He wasn't sure what he had expected to hear, but... really?
Still, Dean was relieved, because Sam going to Law School wasn't horrible news—it wasn't even bad news. And yet he felt bitterness creeping up because he knew this tune already—Joe fucking College— and suddenly this was starting to sound—to feel— altogether too familiar.
Huh. Okay. He had to get his head together.
He just didn't have a clue what the hell he was supposed to say, to do, with this information.
"Dean." Sam was shaking again, his voice rattled.
"Shut up Sam." Dean snapped, feeling his whole mouth go dry, "Is it possible that you don't remember Stanford?"
"It's not the same Dean."
"Oh, you got to be kidding me," Dean began, "Because taken from the perspective of someone whose been left the hell behind a few times, it sure feels like it Sam."
"It's not the same." Sam offered, knowing full well that Dean wasn't buying it before he stood carefully, turning to face Dean, as he rubbed a hand along his jaw line, "Not the same at all." He insisted, "Because when I left for Stanford—I left hoping you would follow. I left thinking that if I could just get away then so could you… and everything would be solved. But when you didn't show up… well, I guess the truth is I stayed because I wanted to."
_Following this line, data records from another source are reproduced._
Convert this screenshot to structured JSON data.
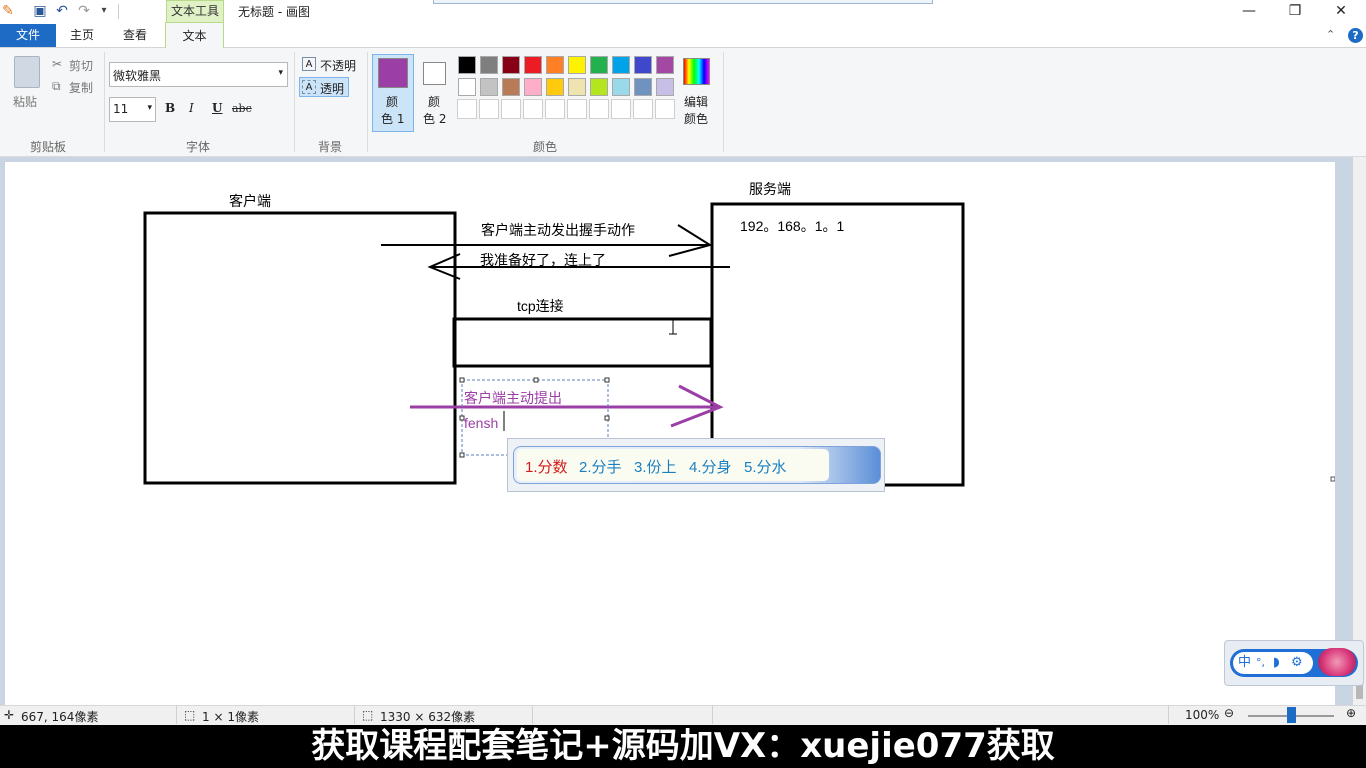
{
  "titlebar": {
    "window_title": "无标题 - 画图",
    "context_tab": "文本工具"
  },
  "tabs": {
    "file": "文件",
    "home": "主页",
    "view": "查看",
    "text": "文本"
  },
  "ribbon": {
    "clipboard": {
      "paste": "粘贴",
      "cut": "剪切",
      "copy": "复制",
      "group_label": "剪贴板"
    },
    "font": {
      "family": "微软雅黑",
      "size": "11",
      "bold": "B",
      "italic": "I",
      "underline": "U",
      "strike": "abc",
      "group_label": "字体"
    },
    "background": {
      "opaque": "不透明",
      "transparent": "透明",
      "group_label": "背景"
    },
    "colors": {
      "color1_label_a": "颜",
      "color1_label_b": "色 1",
      "color2_label_a": "颜",
      "color2_label_b": "色 2",
      "color1_value": "#9b3ea5",
      "color2_value": "#ffffff",
      "edit_a": "编辑",
      "edit_b": "颜色",
      "group_label": "颜色",
      "palette_row1": [
        "#000000",
        "#7f7f7f",
        "#880015",
        "#ed1c24",
        "#ff7f27",
        "#fff200",
        "#22b14c",
        "#00a2e8",
        "#3f48cc",
        "#a349a4"
      ],
      "palette_row2": [
        "#ffffff",
        "#c3c3c3",
        "#b97a57",
        "#ffaec9",
        "#ffc90e",
        "#efe4b0",
        "#b5e61d",
        "#99d9ea",
        "#7092be",
        "#c8bfe7"
      ]
    }
  },
  "canvas": {
    "client_label": "客户端",
    "server_label": "服务端",
    "server_ip": "192。168。1。1",
    "handshake_label": "客户端主动发出握手动作",
    "ready_label": "我准备好了，连上了",
    "tcp_label": "tcp连接",
    "editing_line1": "客户端主动提出",
    "editing_line2": "fensh"
  },
  "ime": {
    "candidates": [
      "1.分数",
      "2.分手",
      "3.份上",
      "4.分身",
      "5.分水"
    ],
    "status_mode": "中"
  },
  "statusbar": {
    "cursor_pos": "667, 164像素",
    "selection_size": "1 × 1像素",
    "image_size": "1330 × 632像素",
    "zoom": "100%",
    "zoom_level": 1.0
  },
  "banner": {
    "text": "获取课程配套笔记+源码加VX：xuejie077获取"
  }
}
"Well, I feel better now that that's cleared up." Dean muttered gripping the sheets in a tight fist, "Thanks Sam."
Sam stared at him for drawn-out, quiet moment, jaws set, chewing the inside of his cheeks, as he decided on his next move. He exhaled, looked around the small room and shook his head.
"It's different this time," Sam asserted, "because this was about you. And I knew if I came back I would screw up your life and everything you were working toward. And I know you're drawing some ridiculous parallel between what I'm doing now and what I did at Stanford—convincing yourself that I did this to get away from you or something equally untrue—but I mean it Dean—I stood there and I knew I couldn't be responsible for messing up your life any more than I already had. So I made the decision and I walked away, not because I wanted to, but because it felt like it was the only option I had left. And out of everybody in the universe Dean, I imagine that you completely understand what that feels like."
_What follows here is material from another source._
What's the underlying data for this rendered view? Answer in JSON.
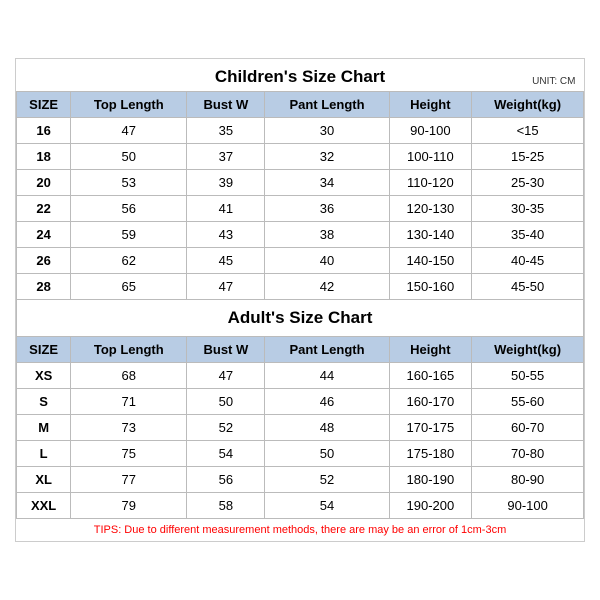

For a long moment they both sat silently staring at each other. Dean knowing full well that Sam was right. He understood, because he himself had felt the same way every time he had stood outside of Sam's dorm, wondering if knocking on Sam's door was worth ruining everything Sam had worked so hard for. Dean sighed, it still amazed him, he thought, the toll they had each paid, how willing they were to destroy themselves in exchange for saving the other.
Carefully Dean ran a hand over his face, pinched the bridge of his nose and swallowed. It was there, Dean knew it, just like he always had— that forgiving Sam was going to happen.
"Listen Sam," Dean shrugged, tried his best to offer up a subtle smile, "For what it's worth, we've both done some pretty screwed up stuff man." Maybe if he was lucky, Sam might even forgive him.
IT WOULD BE COMPLETELY REMISE TO BELIEVE that years' worth of mistrust and anger could be resolved in one night, but Castiel found comfort in the scene playing out in the small hospital room none the less. There would be more questions than answers. There would be hard decisions and even harder consequences to face. But it was a starting point, and more importantly it gave him hope. Because if the Winchester brothers could muddle through, than anyone could.
NO, FORMALLY THEY WEREN'T HIS CHARGES ANYMORE. But yes, Castiel told himself as he watched the two men before him, they still were. And if he had anything to say about it, that's how it would remain. After all, he reminded himself, he'd spent too many hours with Sam and Dean Winchester over the last few years to know that leaving them completely on their own was seriously misguided at best.